↓

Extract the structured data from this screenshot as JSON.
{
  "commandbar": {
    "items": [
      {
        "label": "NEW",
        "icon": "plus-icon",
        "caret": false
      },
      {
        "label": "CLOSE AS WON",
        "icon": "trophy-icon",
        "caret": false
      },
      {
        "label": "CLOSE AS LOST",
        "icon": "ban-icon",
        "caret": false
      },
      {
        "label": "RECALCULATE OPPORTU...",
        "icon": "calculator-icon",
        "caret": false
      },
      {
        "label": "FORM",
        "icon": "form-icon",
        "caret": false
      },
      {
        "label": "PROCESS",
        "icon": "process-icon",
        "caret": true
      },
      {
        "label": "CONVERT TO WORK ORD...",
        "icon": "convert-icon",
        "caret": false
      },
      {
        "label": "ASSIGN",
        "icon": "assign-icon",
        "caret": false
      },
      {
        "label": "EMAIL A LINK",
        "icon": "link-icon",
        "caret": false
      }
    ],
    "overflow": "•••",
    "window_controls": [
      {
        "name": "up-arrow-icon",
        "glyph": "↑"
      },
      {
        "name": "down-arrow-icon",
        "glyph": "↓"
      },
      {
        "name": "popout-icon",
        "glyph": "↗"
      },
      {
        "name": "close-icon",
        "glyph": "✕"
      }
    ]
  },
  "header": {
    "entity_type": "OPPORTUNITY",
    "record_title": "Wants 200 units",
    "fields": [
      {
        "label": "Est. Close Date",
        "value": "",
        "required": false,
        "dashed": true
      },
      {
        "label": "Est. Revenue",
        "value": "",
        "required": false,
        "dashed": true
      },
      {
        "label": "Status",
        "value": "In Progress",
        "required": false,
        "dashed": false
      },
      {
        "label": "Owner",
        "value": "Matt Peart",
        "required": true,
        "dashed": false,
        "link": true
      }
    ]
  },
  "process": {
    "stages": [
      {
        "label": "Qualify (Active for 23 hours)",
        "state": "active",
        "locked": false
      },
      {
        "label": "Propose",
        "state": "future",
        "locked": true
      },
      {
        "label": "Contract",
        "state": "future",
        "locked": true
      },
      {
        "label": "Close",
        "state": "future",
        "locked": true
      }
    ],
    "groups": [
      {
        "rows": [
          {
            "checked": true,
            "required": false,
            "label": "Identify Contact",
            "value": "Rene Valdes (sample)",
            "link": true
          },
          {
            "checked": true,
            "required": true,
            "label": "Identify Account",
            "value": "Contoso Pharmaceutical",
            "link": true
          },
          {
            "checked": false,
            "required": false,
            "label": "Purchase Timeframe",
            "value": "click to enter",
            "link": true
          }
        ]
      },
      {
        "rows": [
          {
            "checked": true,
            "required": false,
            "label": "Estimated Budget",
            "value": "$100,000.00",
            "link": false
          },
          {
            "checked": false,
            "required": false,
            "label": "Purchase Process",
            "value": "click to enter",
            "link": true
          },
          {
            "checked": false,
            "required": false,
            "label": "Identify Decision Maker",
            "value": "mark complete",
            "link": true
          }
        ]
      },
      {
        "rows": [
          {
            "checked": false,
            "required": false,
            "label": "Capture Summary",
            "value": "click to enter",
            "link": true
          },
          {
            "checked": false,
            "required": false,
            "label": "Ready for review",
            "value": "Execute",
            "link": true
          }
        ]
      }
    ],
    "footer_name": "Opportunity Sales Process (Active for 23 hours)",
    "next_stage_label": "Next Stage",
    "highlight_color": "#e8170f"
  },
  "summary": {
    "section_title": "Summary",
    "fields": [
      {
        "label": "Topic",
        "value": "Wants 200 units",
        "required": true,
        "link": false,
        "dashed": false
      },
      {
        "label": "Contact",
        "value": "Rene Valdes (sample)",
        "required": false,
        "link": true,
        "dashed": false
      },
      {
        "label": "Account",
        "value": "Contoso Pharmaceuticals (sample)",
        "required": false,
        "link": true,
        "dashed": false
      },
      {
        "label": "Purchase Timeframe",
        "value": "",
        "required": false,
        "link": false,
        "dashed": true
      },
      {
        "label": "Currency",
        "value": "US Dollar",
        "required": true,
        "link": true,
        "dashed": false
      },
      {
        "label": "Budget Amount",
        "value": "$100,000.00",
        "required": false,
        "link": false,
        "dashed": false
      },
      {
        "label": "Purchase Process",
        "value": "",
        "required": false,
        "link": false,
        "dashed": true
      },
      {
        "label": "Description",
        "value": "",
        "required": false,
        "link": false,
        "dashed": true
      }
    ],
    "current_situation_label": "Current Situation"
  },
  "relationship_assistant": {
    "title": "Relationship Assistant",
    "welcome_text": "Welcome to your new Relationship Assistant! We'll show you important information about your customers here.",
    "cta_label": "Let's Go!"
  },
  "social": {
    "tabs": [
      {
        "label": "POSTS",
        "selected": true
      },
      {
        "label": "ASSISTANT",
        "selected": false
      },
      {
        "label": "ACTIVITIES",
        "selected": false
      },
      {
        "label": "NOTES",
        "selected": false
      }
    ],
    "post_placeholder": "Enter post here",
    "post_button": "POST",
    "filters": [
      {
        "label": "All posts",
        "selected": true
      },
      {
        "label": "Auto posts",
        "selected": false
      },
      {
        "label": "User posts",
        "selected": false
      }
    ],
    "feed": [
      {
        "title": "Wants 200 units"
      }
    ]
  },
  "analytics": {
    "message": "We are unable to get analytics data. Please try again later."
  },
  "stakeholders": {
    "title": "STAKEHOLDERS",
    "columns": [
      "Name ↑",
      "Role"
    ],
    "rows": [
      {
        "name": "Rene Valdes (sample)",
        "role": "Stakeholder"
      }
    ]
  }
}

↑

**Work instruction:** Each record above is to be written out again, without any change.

**Solution:**
Extract the structured data from this screenshot as JSON.
{
  "commandbar": {
    "items": [
      {
        "label": "NEW",
        "icon": "plus-icon",
        "caret": false
      },
      {
        "label": "CLOSE AS WON",
        "icon": "trophy-icon",
        "caret": false
      },
      {
        "label": "CLOSE AS LOST",
        "icon": "ban-icon",
        "caret": false
      },
      {
        "label": "RECALCULATE OPPORTU...",
        "icon": "calculator-icon",
        "caret": false
      },
      {
        "label": "FORM",
        "icon": "form-icon",
        "caret": false
      },
      {
        "label": "PROCESS",
        "icon": "process-icon",
        "caret": true
      },
      {
        "label": "CONVERT TO WORK ORD...",
        "icon": "convert-icon",
        "caret": false
      },
      {
        "label": "ASSIGN",
        "icon": "assign-icon",
        "caret": false
      },
      {
        "label": "EMAIL A LINK",
        "icon": "link-icon",
        "caret": false
      }
    ],
    "overflow": "•••",
    "window_controls": [
      {
        "name": "up-arrow-icon",
        "glyph": "↑"
      },
      {
        "name": "down-arrow-icon",
        "glyph": "↓"
      },
      {
        "name": "popout-icon",
        "glyph": "↗"
      },
      {
        "name": "close-icon",
        "glyph": "✕"
      }
    ]
  },
  "header": {
    "entity_type": "OPPORTUNITY",
    "record_title": "Wants 200 units",
    "fields": [
      {
        "label": "Est. Close Date",
        "value": "",
        "required": false,
        "dashed": true
      },
      {
        "label": "Est. Revenue",
        "value": "",
        "required": false,
        "dashed": true
      },
      {
        "label": "Status",
        "value": "In Progress",
        "required": false,
        "dashed": false
      },
      {
        "label": "Owner",
        "value": "Matt Peart",
        "required": true,
        "dashed": false,
        "link": true
      }
    ]
  },
  "process": {
    "stages": [
      {
        "label": "Qualify (Active for 23 hours)",
        "state": "active",
        "locked": false
      },
      {
        "label": "Propose",
        "state": "future",
        "locked": true
      },
      {
        "label": "Contract",
        "state": "future",
        "locked": true
      },
      {
        "label": "Close",
        "state": "future",
        "locked": true
      }
    ],
    "groups": [
      {
        "rows": [
          {
            "checked": true,
            "required": false,
            "label": "Identify Contact",
            "value": "Rene Valdes (sample)",
            "link": true
          },
          {
            "checked": true,
            "required": true,
            "label": "Identify Account",
            "value": "Contoso Pharmaceutical",
            "link": true
          },
          {
            "checked": false,
            "required": false,
            "label": "Purchase Timeframe",
            "value": "click to enter",
            "link": true
          }
        ]
      },
      {
        "rows": [
          {
            "checked": true,
            "required": false,
            "label": "Estimated Budget",
            "value": "$100,000.00",
            "link": false
          },
          {
            "checked": false,
            "required": false,
            "label": "Purchase Process",
            "value": "click to enter",
            "link": true
          },
          {
            "checked": false,
            "required": false,
            "label": "Identify Decision Maker",
            "value": "mark complete",
            "link": true
          }
        ]
      },
      {
        "rows": [
          {
            "checked": false,
            "required": false,
            "label": "Capture Summary",
            "value": "click to enter",
            "link": true
          },
          {
            "checked": false,
            "required": false,
            "label": "Ready for review",
            "value": "Execute",
            "link": true
          }
        ]
      }
    ],
    "footer_name": "Opportunity Sales Process (Active for 23 hours)",
    "next_stage_label": "Next Stage",
    "highlight_color": "#e8170f"
  },
  "summary": {
    "section_title": "Summary",
    "fields": [
      {
        "label": "Topic",
        "value": "Wants 200 units",
        "required": true,
        "link": false,
        "dashed": false
      },
      {
        "label": "Contact",
        "value": "Rene Valdes (sample)",
        "required": false,
        "link": true,
        "dashed": false
      },
      {
        "label": "Account",
        "value": "Contoso Pharmaceuticals (sample)",
        "required": false,
        "link": true,
        "dashed": false
      },
      {
        "label": "Purchase Timeframe",
        "value": "",
        "required": false,
        "link": false,
        "dashed": true
      },
      {
        "label": "Currency",
        "value": "US Dollar",
        "required": true,
        "link": true,
        "dashed": false
      },
      {
        "label": "Budget Amount",
        "value": "$100,000.00",
        "required": false,
        "link": false,
        "dashed": false
      },
      {
        "label": "Purchase Process",
        "value": "",
        "required": false,
        "link": false,
        "dashed": true
      },
      {
        "label": "Description",
        "value": "",
        "required": false,
        "link": false,
        "dashed": true
      }
    ],
    "current_situation_label": "Current Situation"
  },
  "relationship_assistant": {
    "title": "Relationship Assistant",
    "welcome_text": "Welcome to your new Relationship Assistant! We'll show you important information about your customers here.",
    "cta_label": "Let's Go!"
  },
  "social": {
    "tabs": [
      {
        "label": "POSTS",
        "selected": true
      },
      {
        "label": "ASSISTANT",
        "selected": false
      },
      {
        "label": "ACTIVITIES",
        "selected": false
      },
      {
        "label": "NOTES",
        "selected": false
      }
    ],
    "post_placeholder": "Enter post here",
    "post_button": "POST",
    "filters": [
      {
        "label": "All posts",
        "selected": true
      },
      {
        "label": "Auto posts",
        "selected": false
      },
      {
        "label": "User posts",
        "selected": false
      }
    ],
    "feed": [
      {
        "title": "Wants 200 units"
      }
    ]
  },
  "analytics": {
    "message": "We are unable to get analytics data. Please try again later."
  },
  "stakeholders": {
    "title": "STAKEHOLDERS",
    "columns": [
      "Name ↑",
      "Role"
    ],
    "rows": [
      {
        "name": "Rene Valdes (sample)",
        "role": "Stakeholder"
      }
    ]
  }
}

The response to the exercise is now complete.